2006: Homeowners can help limit the deer population

Kent Haydock, Pat Sesto and Georgina Scholl

Homeowners can help limit deer population
by Kent Haydock
Pat Sesto 
Georgina Scholl
Reprinted from the Redding Pilot September 14 2006
                                                  
Private property owners are making a huge contribution to public health and safety by participating in annual culls of overabundant deer in Redding. Allowing bowhunters to manage deer numbers also reduces the over-foraging of local woodlands and gardens. As the new hunting season begins on Sept. 15, Redding town officials are actively promoting a significant reduction in the local herd. The Conservation Commission has allowed 1,000 acres of town land to be used for deer reduction hunts under the control of the deer warden, David Sanford, and his recently appointed assistant, Tom Preston.
There are three main areas of concern when deer numbers are excessive: Lyme and other tick-borne diseases, deer-vehicle accidents, and woodland damage severe enough to cause loss of other species such as birds and wildflowers.
It is well recognized that Lyme is a direct consequence of the overabundance of deer. But it seems less well known that reducing deer numbers in Connecticut could prevent Lyme disease here. The Connecticut Department of Public Health and Dr. Kirby Stafford in their joint 2004 publication (Tick Management Handbook) quote studies that show that reducing the deer population to eight per square mile is sufficient to prevent most, if not all, ticks from reproducing and will dramatically reduce Lyme disease.
A healthy number of deer that can be supported by Redding’s woodlands would be around 10 to 12 per square mile, or a total of 320 in all of Redding. To prevent Lyme, deer numbers should be between 240 and 300. At present, the Connecticut Department of Environmental Protection estimates that we have around 1,800 deer in Redding. According to the DEP Wildlife Division’s deer biologist, Howard Kilpatrick, as long as the deer are finding enough food to survive on and continue to have twin fawns, this number will continue to increase. Last year’s acorn crop was particularly abundant, providing a good supply of food over the winter.
Any property owner may now engage a licensed bowhunter to hunt on his or her property through Jan. 31, 2007. Those who recognize that control of deer is important to the well-being of their families and community have the opportunity to engage volunteer bowhunters on their properties, at agreed times and sites.
Normally, hunters prefer properties of an acre or more with wooded cover for their elevated tree stands. Upon signed agreement with the owners, the hunter sets up his portable stand in a secluded tree, often rising early to be in position before dawn, as state law permits hunting only between dawn and dusk and never on Sundays.
It is widely recommended that landowners taking on a hunter inform their neighbors beforehand and even seek their participation. Grouping properties together helps the hunter to be more effective. 
Many area residents have indicated that they would prefer the towns to solve the deer problem. In Weston, Greenwich, Wilton, and Darien, herds have been thinned on large parcels by controlled or managed hunts. This year, Redding and Ridgefield will join the effort to reduce deer densities. However, these larger scale endeavors cannot solve the problem alone. Patricia Sesto, executive director of the Fairfield County Deer Management Alliance, said, “These town-organized efforts are important, yes. But equally important are the smaller lots opened to hunting by homeowners. Without participation by private property owners, we cannot make a real difference.”
This season venison from Redding’s hunts will be donated to local food pantries with the financial support of Redding residents to defray the costs of processing the meat. To make a donation, contact Gail Schiron, director of human services, at 938-9725.
The town clerk’s office has copies of the 2006 Connecticut Hunting Guide, which explains about licenses and permits. The Redding deer wardens will match a highly trained and experienced hunter to your property and to your specific requirements (such as hunting only during the workweek, or only before 8 a.m.). To contact the deer wardens, call Tom Preston at 733-0070.

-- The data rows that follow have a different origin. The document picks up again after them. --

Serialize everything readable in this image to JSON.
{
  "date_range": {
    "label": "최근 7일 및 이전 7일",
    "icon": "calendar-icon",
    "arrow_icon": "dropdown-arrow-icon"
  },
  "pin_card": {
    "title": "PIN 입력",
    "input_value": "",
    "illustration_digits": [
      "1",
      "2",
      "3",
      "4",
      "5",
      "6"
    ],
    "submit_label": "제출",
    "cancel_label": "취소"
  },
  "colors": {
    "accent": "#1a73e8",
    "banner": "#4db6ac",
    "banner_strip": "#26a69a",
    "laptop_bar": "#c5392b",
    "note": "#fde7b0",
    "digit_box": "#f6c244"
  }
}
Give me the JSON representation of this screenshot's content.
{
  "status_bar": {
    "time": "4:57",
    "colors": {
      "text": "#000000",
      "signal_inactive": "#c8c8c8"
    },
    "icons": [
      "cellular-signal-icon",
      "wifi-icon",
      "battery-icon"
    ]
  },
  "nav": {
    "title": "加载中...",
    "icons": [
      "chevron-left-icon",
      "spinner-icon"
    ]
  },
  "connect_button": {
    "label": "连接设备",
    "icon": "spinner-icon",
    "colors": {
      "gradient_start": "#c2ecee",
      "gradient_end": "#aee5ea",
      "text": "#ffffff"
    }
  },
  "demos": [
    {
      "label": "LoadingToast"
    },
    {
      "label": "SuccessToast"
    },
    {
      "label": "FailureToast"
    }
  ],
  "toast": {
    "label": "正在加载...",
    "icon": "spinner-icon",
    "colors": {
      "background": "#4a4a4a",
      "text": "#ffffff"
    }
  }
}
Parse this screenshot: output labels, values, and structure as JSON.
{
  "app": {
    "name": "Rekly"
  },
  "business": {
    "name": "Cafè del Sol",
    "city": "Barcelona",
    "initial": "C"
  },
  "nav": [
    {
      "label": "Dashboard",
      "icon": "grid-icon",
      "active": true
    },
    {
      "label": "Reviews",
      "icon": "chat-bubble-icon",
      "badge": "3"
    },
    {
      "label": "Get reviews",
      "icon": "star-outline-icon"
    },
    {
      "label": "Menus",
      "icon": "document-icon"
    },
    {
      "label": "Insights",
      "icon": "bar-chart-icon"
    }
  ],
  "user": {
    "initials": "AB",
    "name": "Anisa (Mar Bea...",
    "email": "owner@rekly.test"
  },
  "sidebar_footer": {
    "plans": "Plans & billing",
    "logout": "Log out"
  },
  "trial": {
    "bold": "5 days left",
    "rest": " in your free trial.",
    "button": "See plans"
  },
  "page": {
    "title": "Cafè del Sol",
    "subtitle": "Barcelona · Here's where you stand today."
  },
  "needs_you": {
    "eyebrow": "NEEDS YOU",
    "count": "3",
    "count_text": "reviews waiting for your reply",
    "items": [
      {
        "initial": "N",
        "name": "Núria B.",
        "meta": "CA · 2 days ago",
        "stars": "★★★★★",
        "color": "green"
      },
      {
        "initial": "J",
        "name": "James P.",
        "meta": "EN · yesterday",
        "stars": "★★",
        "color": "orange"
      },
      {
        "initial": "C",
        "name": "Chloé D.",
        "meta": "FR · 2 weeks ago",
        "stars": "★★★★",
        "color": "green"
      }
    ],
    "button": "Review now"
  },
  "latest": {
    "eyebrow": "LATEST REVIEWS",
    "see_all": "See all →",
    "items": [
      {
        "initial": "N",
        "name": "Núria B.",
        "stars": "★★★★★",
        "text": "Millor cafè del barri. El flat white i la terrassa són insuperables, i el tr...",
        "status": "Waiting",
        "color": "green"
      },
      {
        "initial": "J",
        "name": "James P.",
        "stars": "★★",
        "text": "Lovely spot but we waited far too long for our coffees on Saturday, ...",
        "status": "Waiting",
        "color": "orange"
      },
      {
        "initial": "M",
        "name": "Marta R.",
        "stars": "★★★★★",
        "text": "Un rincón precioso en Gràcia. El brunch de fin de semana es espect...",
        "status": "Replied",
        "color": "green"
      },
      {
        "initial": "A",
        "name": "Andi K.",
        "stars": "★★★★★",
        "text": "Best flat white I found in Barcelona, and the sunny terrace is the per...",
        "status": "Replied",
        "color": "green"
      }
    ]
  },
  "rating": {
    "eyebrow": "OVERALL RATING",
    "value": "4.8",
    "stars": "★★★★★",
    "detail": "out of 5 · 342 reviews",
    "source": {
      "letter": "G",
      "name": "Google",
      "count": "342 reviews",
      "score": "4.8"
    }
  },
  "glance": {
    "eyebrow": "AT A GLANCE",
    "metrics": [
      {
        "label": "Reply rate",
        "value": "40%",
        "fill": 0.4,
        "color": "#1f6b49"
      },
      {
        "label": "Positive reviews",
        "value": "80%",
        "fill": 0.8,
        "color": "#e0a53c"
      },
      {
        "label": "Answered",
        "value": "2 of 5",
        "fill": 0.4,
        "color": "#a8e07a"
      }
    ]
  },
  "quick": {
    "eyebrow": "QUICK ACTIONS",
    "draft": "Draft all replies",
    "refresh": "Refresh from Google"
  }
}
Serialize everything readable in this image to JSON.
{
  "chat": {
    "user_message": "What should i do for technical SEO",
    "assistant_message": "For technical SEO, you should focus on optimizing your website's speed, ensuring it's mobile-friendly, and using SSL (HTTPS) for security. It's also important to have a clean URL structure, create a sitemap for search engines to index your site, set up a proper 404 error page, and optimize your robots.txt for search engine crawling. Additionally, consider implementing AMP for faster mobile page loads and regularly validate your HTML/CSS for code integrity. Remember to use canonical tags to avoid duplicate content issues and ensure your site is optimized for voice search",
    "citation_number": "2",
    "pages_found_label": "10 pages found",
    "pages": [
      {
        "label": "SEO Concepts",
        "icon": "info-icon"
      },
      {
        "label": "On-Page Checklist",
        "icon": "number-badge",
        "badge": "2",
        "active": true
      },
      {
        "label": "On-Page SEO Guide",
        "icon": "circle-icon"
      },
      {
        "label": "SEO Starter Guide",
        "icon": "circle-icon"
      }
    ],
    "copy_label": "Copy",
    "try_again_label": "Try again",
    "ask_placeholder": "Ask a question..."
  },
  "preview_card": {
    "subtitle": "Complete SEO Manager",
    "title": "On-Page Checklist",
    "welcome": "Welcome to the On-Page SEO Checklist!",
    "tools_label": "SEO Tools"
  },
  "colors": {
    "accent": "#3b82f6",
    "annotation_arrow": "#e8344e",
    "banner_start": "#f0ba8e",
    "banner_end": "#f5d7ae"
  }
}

This information is provided by the 16-town Fairfield County  Deer Management Alliance, of which Bethel, Danbury, Ridgefield, Redding, and Easton are member towns. Fairfield and Bridgeport are the latest towns to join the group. For further information and to find out what each town is doing, go to the alliance Web site at www.deeralliance.com. Hunting laws and recent articles on homeowner participation are on the “Hunting” Web page.